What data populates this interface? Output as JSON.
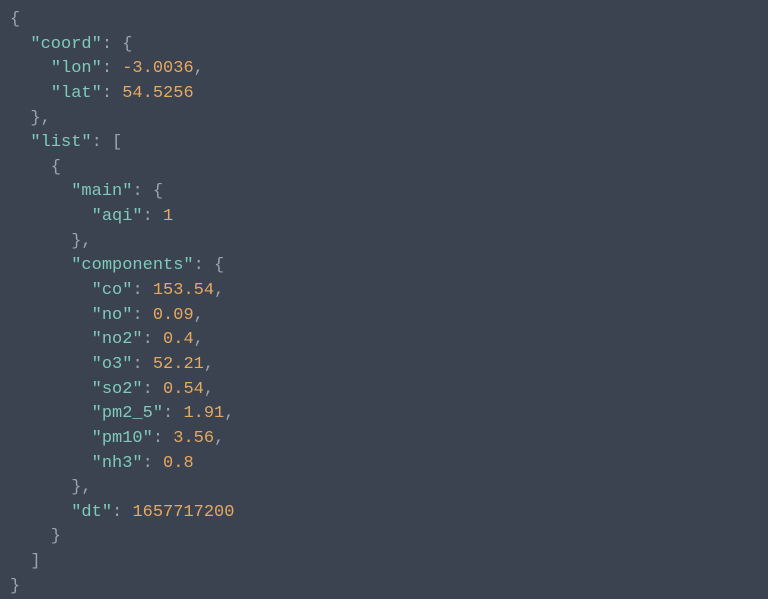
{
  "lines": [
    [
      {
        "cls": "punct",
        "t": "{"
      }
    ],
    [
      {
        "cls": "punct",
        "t": "  "
      },
      {
        "cls": "key",
        "t": "\"coord\""
      },
      {
        "cls": "punct",
        "t": ": {"
      }
    ],
    [
      {
        "cls": "punct",
        "t": "    "
      },
      {
        "cls": "key",
        "t": "\"lon\""
      },
      {
        "cls": "punct",
        "t": ": "
      },
      {
        "cls": "num",
        "t": "-3.0036"
      },
      {
        "cls": "punct",
        "t": ","
      }
    ],
    [
      {
        "cls": "punct",
        "t": "    "
      },
      {
        "cls": "key",
        "t": "\"lat\""
      },
      {
        "cls": "punct",
        "t": ": "
      },
      {
        "cls": "num",
        "t": "54.5256"
      }
    ],
    [
      {
        "cls": "punct",
        "t": "  },"
      }
    ],
    [
      {
        "cls": "punct",
        "t": "  "
      },
      {
        "cls": "key",
        "t": "\"list\""
      },
      {
        "cls": "punct",
        "t": ": ["
      }
    ],
    [
      {
        "cls": "punct",
        "t": "    {"
      }
    ],
    [
      {
        "cls": "punct",
        "t": "      "
      },
      {
        "cls": "key",
        "t": "\"main\""
      },
      {
        "cls": "punct",
        "t": ": {"
      }
    ],
    [
      {
        "cls": "punct",
        "t": "        "
      },
      {
        "cls": "key",
        "t": "\"aqi\""
      },
      {
        "cls": "punct",
        "t": ": "
      },
      {
        "cls": "num",
        "t": "1"
      }
    ],
    [
      {
        "cls": "punct",
        "t": "      },"
      }
    ],
    [
      {
        "cls": "punct",
        "t": "      "
      },
      {
        "cls": "key",
        "t": "\"components\""
      },
      {
        "cls": "punct",
        "t": ": {"
      }
    ],
    [
      {
        "cls": "punct",
        "t": "        "
      },
      {
        "cls": "key",
        "t": "\"co\""
      },
      {
        "cls": "punct",
        "t": ": "
      },
      {
        "cls": "num",
        "t": "153.54"
      },
      {
        "cls": "punct",
        "t": ","
      }
    ],
    [
      {
        "cls": "punct",
        "t": "        "
      },
      {
        "cls": "key",
        "t": "\"no\""
      },
      {
        "cls": "punct",
        "t": ": "
      },
      {
        "cls": "num",
        "t": "0.09"
      },
      {
        "cls": "punct",
        "t": ","
      }
    ],
    [
      {
        "cls": "punct",
        "t": "        "
      },
      {
        "cls": "key",
        "t": "\"no2\""
      },
      {
        "cls": "punct",
        "t": ": "
      },
      {
        "cls": "num",
        "t": "0.4"
      },
      {
        "cls": "punct",
        "t": ","
      }
    ],
    [
      {
        "cls": "punct",
        "t": "        "
      },
      {
        "cls": "key",
        "t": "\"o3\""
      },
      {
        "cls": "punct",
        "t": ": "
      },
      {
        "cls": "num",
        "t": "52.21"
      },
      {
        "cls": "punct",
        "t": ","
      }
    ],
    [
      {
        "cls": "punct",
        "t": "        "
      },
      {
        "cls": "key",
        "t": "\"so2\""
      },
      {
        "cls": "punct",
        "t": ": "
      },
      {
        "cls": "num",
        "t": "0.54"
      },
      {
        "cls": "punct",
        "t": ","
      }
    ],
    [
      {
        "cls": "punct",
        "t": "        "
      },
      {
        "cls": "key",
        "t": "\"pm2_5\""
      },
      {
        "cls": "punct",
        "t": ": "
      },
      {
        "cls": "num",
        "t": "1.91"
      },
      {
        "cls": "punct",
        "t": ","
      }
    ],
    [
      {
        "cls": "punct",
        "t": "        "
      },
      {
        "cls": "key",
        "t": "\"pm10\""
      },
      {
        "cls": "punct",
        "t": ": "
      },
      {
        "cls": "num",
        "t": "3.56"
      },
      {
        "cls": "punct",
        "t": ","
      }
    ],
    [
      {
        "cls": "punct",
        "t": "        "
      },
      {
        "cls": "key",
        "t": "\"nh3\""
      },
      {
        "cls": "punct",
        "t": ": "
      },
      {
        "cls": "num",
        "t": "0.8"
      }
    ],
    [
      {
        "cls": "punct",
        "t": "      },"
      }
    ],
    [
      {
        "cls": "punct",
        "t": "      "
      },
      {
        "cls": "key",
        "t": "\"dt\""
      },
      {
        "cls": "punct",
        "t": ": "
      },
      {
        "cls": "num",
        "t": "1657717200"
      }
    ],
    [
      {
        "cls": "punct",
        "t": "    }"
      }
    ],
    [
      {
        "cls": "punct",
        "t": "  ]"
      }
    ],
    [
      {
        "cls": "punct",
        "t": "}"
      }
    ]
  ]
}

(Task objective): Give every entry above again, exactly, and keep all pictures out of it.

(Response for this exercise):
What data populates this interface? Output as JSON.
{
  "lines": [
    [
      {
        "cls": "punct",
        "t": "{"
      }
    ],
    [
      {
        "cls": "punct",
        "t": "  "
      },
      {
        "cls": "key",
        "t": "\"coord\""
      },
      {
        "cls": "punct",
        "t": ": {"
      }
    ],
    [
      {
        "cls": "punct",
        "t": "    "
      },
      {
        "cls": "key",
        "t": "\"lon\""
      },
      {
        "cls": "punct",
        "t": ": "
      },
      {
        "cls": "num",
        "t": "-3.0036"
      },
      {
        "cls": "punct",
        "t": ","
      }
    ],
    [
      {
        "cls": "punct",
        "t": "    "
      },
      {
        "cls": "key",
        "t": "\"lat\""
      },
      {
        "cls": "punct",
        "t": ": "
      },
      {
        "cls": "num",
        "t": "54.5256"
      }
    ],
    [
      {
        "cls": "punct",
        "t": "  },"
      }
    ],
    [
      {
        "cls": "punct",
        "t": "  "
      },
      {
        "cls": "key",
        "t": "\"list\""
      },
      {
        "cls": "punct",
        "t": ": ["
      }
    ],
    [
      {
        "cls": "punct",
        "t": "    {"
      }
    ],
    [
      {
        "cls": "punct",
        "t": "      "
      },
      {
        "cls": "key",
        "t": "\"main\""
      },
      {
        "cls": "punct",
        "t": ": {"
      }
    ],
    [
      {
        "cls": "punct",
        "t": "        "
      },
      {
        "cls": "key",
        "t": "\"aqi\""
      },
      {
        "cls": "punct",
        "t": ": "
      },
      {
        "cls": "num",
        "t": "1"
      }
    ],
    [
      {
        "cls": "punct",
        "t": "      },"
      }
    ],
    [
      {
        "cls": "punct",
        "t": "      "
      },
      {
        "cls": "key",
        "t": "\"components\""
      },
      {
        "cls": "punct",
        "t": ": {"
      }
    ],
    [
      {
        "cls": "punct",
        "t": "        "
      },
      {
        "cls": "key",
        "t": "\"co\""
      },
      {
        "cls": "punct",
        "t": ": "
      },
      {
        "cls": "num",
        "t": "153.54"
      },
      {
        "cls": "punct",
        "t": ","
      }
    ],
    [
      {
        "cls": "punct",
        "t": "        "
      },
      {
        "cls": "key",
        "t": "\"no\""
      },
      {
        "cls": "punct",
        "t": ": "
      },
      {
        "cls": "num",
        "t": "0.09"
      },
      {
        "cls": "punct",
        "t": ","
      }
    ],
    [
      {
        "cls": "punct",
        "t": "        "
      },
      {
        "cls": "key",
        "t": "\"no2\""
      },
      {
        "cls": "punct",
        "t": ": "
      },
      {
        "cls": "num",
        "t": "0.4"
      },
      {
        "cls": "punct",
        "t": ","
      }
    ],
    [
      {
        "cls": "punct",
        "t": "        "
      },
      {
        "cls": "key",
        "t": "\"o3\""
      },
      {
        "cls": "punct",
        "t": ": "
      },
      {
        "cls": "num",
        "t": "52.21"
      },
      {
        "cls": "punct",
        "t": ","
      }
    ],
    [
      {
        "cls": "punct",
        "t": "        "
      },
      {
        "cls": "key",
        "t": "\"so2\""
      },
      {
        "cls": "punct",
        "t": ": "
      },
      {
        "cls": "num",
        "t": "0.54"
      },
      {
        "cls": "punct",
        "t": ","
      }
    ],
    [
      {
        "cls": "punct",
        "t": "        "
      },
      {
        "cls": "key",
        "t": "\"pm2_5\""
      },
      {
        "cls": "punct",
        "t": ": "
      },
      {
        "cls": "num",
        "t": "1.91"
      },
      {
        "cls": "punct",
        "t": ","
      }
    ],
    [
      {
        "cls": "punct",
        "t": "        "
      },
      {
        "cls": "key",
        "t": "\"pm10\""
      },
      {
        "cls": "punct",
        "t": ": "
      },
      {
        "cls": "num",
        "t": "3.56"
      },
      {
        "cls": "punct",
        "t": ","
      }
    ],
    [
      {
        "cls": "punct",
        "t": "        "
      },
      {
        "cls": "key",
        "t": "\"nh3\""
      },
      {
        "cls": "punct",
        "t": ": "
      },
      {
        "cls": "num",
        "t": "0.8"
      }
    ],
    [
      {
        "cls": "punct",
        "t": "      },"
      }
    ],
    [
      {
        "cls": "punct",
        "t": "      "
      },
      {
        "cls": "key",
        "t": "\"dt\""
      },
      {
        "cls": "punct",
        "t": ": "
      },
      {
        "cls": "num",
        "t": "1657717200"
      }
    ],
    [
      {
        "cls": "punct",
        "t": "    }"
      }
    ],
    [
      {
        "cls": "punct",
        "t": "  ]"
      }
    ],
    [
      {
        "cls": "punct",
        "t": "}"
      }
    ]
  ]
}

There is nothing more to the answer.